Delavier’s book Stretching Anatomy states that “Repetitive athletic movements can reduce your range of motion by tightening the muscles and tendons.” So when you frequently use a muscle group, the muscles are getting tighter and shorter. When you stretch your are maintaining their flexibility and motion. Delavier also mentions how stretching helps accelerate the process of developing muscles tone. “Using the muscle’s strength in passive resistance, stretching accelerates the speed at which the proteins that make up the muscle fibers are synthesized. Your body gains muscle tone, strength, and resilience this way.” Yoga is a great example of this of being able to stretch but also tone your muscles at the same time.
I know we all love stretching (that was a sarcastic comment), but it is such an important part of injury prevention that most people do not take seriously. You can stretch before your work out as long as your muscles are warmed up but definitely after you complete your work out.
5. Cross Training
Cross training is important because it helps prevent overuse injuries. In your specific sport, you have primary muscles groups that you use daily. Cross training helps give other muscles groups attention that it normally wouldn’t get. Cross training is also a great way to get in active recovery or maintain fitness while you are injured.

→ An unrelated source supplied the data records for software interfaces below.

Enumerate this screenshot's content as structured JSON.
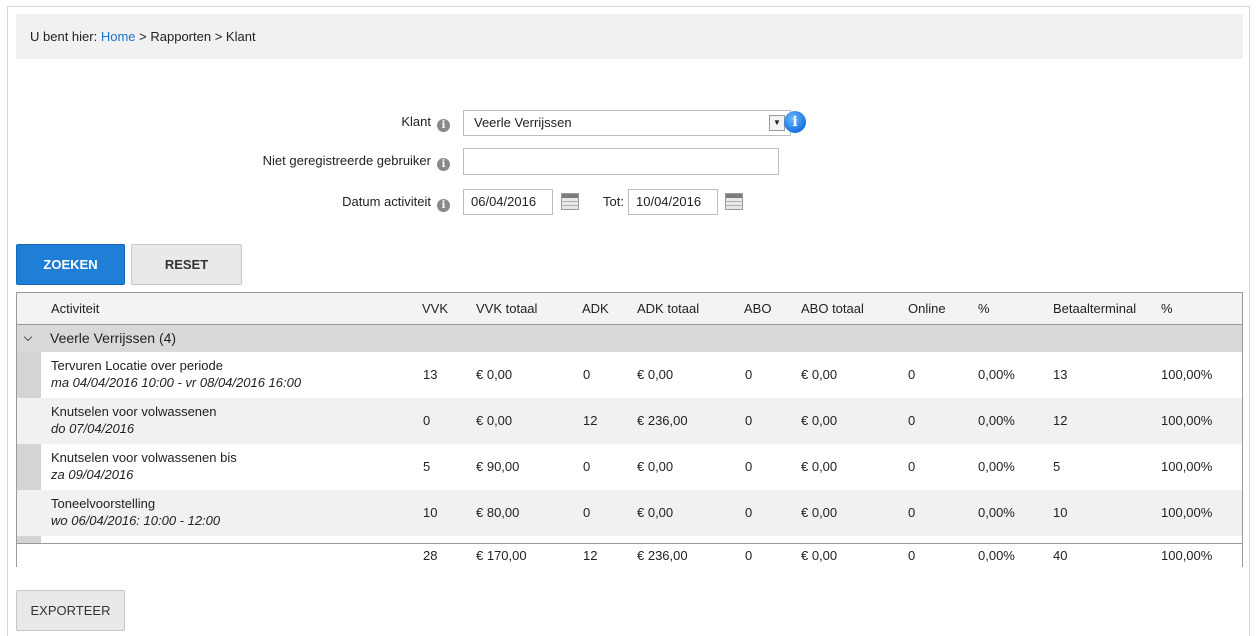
{
  "breadcrumb": {
    "prefix": "U bent hier:",
    "home": "Home",
    "separator": ">",
    "items": [
      "Rapporten",
      "Klant"
    ]
  },
  "form": {
    "klant_label": "Klant",
    "klant_value": "Veerle Verrijssen",
    "unregistered_label": "Niet geregistreerde gebruiker",
    "unregistered_value": "",
    "date_label": "Datum activiteit",
    "date_from": "06/04/2016",
    "date_to_label": "Tot:",
    "date_to": "10/04/2016"
  },
  "buttons": {
    "search": "ZOEKEN",
    "reset": "RESET",
    "export": "EXPORTEER"
  },
  "table": {
    "headers": [
      "Activiteit",
      "VVK",
      "VVK totaal",
      "ADK",
      "ADK totaal",
      "ABO",
      "ABO totaal",
      "Online",
      "%",
      "Betaalterminal",
      "%"
    ],
    "group_label": "Veerle Verrijssen (4)",
    "rows": [
      {
        "name": "Tervuren Locatie over periode",
        "date": "ma 04/04/2016 10:00 - vr 08/04/2016 16:00",
        "vvk": "13",
        "vvk_totaal": "€ 0,00",
        "adk": "0",
        "adk_totaal": "€ 0,00",
        "abo": "0",
        "abo_totaal": "€ 0,00",
        "online": "0",
        "pct1": "0,00%",
        "betaalterminal": "13",
        "pct2": "100,00%"
      },
      {
        "name": "Knutselen voor volwassenen",
        "date": "do 07/04/2016",
        "vvk": "0",
        "vvk_totaal": "€ 0,00",
        "adk": "12",
        "adk_totaal": "€ 236,00",
        "abo": "0",
        "abo_totaal": "€ 0,00",
        "online": "0",
        "pct1": "0,00%",
        "betaalterminal": "12",
        "pct2": "100,00%"
      },
      {
        "name": "Knutselen voor volwassenen bis",
        "date": "za 09/04/2016",
        "vvk": "5",
        "vvk_totaal": "€ 90,00",
        "adk": "0",
        "adk_totaal": "€ 0,00",
        "abo": "0",
        "abo_totaal": "€ 0,00",
        "online": "0",
        "pct1": "0,00%",
        "betaalterminal": "5",
        "pct2": "100,00%"
      },
      {
        "name": "Toneelvoorstelling",
        "date": "wo 06/04/2016: 10:00 - 12:00",
        "vvk": "10",
        "vvk_totaal": "€ 80,00",
        "adk": "0",
        "adk_totaal": "€ 0,00",
        "abo": "0",
        "abo_totaal": "€ 0,00",
        "online": "0",
        "pct1": "0,00%",
        "betaalterminal": "10",
        "pct2": "100,00%"
      }
    ],
    "totals": {
      "vvk": "28",
      "vvk_totaal": "€ 170,00",
      "adk": "12",
      "adk_totaal": "€ 236,00",
      "abo": "0",
      "abo_totaal": "€ 0,00",
      "online": "0",
      "pct1": "0,00%",
      "betaalterminal": "40",
      "pct2": "100,00%"
    }
  },
  "colors": {
    "primary_button": "#1f7ed6",
    "link": "#1a73c8",
    "info_icon": "#1774e0"
  }
}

We do not emphasize rest enough as a society. It is such an important part of your training plan, yet we underestimate the power of it. Michael Matthew’s Thinner Leaner Stronger: The Simple Science of Building the Ultimate Female Body says “If you don’t allow your body to fully recover from a workout before you subject the same muscles to overload again, it doesn’t matter how strictly you follow your diet or this training protocol—eventually you will struggle to make progress, and you will feel physically worse and worse over time.” I am pretty sure everyone’s goal in their work outs in to make progress, and that definitely does not sound like progress to me. Make sure you give yourself off days or plenty of rest in between work outs.
If you have an injury that gets worse or persist, see your doctor and get a medical professional involved.